_About this task_
Copy the data exactly.

_Exercise input_
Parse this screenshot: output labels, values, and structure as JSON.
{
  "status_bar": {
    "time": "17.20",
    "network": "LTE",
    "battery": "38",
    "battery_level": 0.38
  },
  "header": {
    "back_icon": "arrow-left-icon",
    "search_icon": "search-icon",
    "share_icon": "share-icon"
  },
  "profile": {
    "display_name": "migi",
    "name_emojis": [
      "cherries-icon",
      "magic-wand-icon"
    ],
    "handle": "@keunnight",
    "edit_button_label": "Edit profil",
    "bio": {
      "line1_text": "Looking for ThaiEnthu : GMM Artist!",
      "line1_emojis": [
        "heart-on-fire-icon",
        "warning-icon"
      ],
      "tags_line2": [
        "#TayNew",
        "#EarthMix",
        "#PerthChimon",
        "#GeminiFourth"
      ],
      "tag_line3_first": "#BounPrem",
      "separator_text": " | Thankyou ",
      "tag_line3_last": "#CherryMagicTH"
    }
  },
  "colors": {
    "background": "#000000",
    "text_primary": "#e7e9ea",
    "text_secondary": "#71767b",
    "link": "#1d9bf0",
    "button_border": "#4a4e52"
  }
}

_Answer section_
Parse this screenshot: output labels, values, and structure as JSON.
{
  "status_bar": {
    "time": "17.20",
    "network": "LTE",
    "battery": "38",
    "battery_level": 0.38
  },
  "header": {
    "back_icon": "arrow-left-icon",
    "search_icon": "search-icon",
    "share_icon": "share-icon"
  },
  "profile": {
    "display_name": "migi",
    "name_emojis": [
      "cherries-icon",
      "magic-wand-icon"
    ],
    "handle": "@keunnight",
    "edit_button_label": "Edit profil",
    "bio": {
      "line1_text": "Looking for ThaiEnthu : GMM Artist!",
      "line1_emojis": [
        "heart-on-fire-icon",
        "warning-icon"
      ],
      "tags_line2": [
        "#TayNew",
        "#EarthMix",
        "#PerthChimon",
        "#GeminiFourth"
      ],
      "tag_line3_first": "#BounPrem",
      "separator_text": " | Thankyou ",
      "tag_line3_last": "#CherryMagicTH"
    }
  },
  "colors": {
    "background": "#000000",
    "text_primary": "#e7e9ea",
    "text_secondary": "#71767b",
    "link": "#1d9bf0",
    "button_border": "#4a4e52"
  }
}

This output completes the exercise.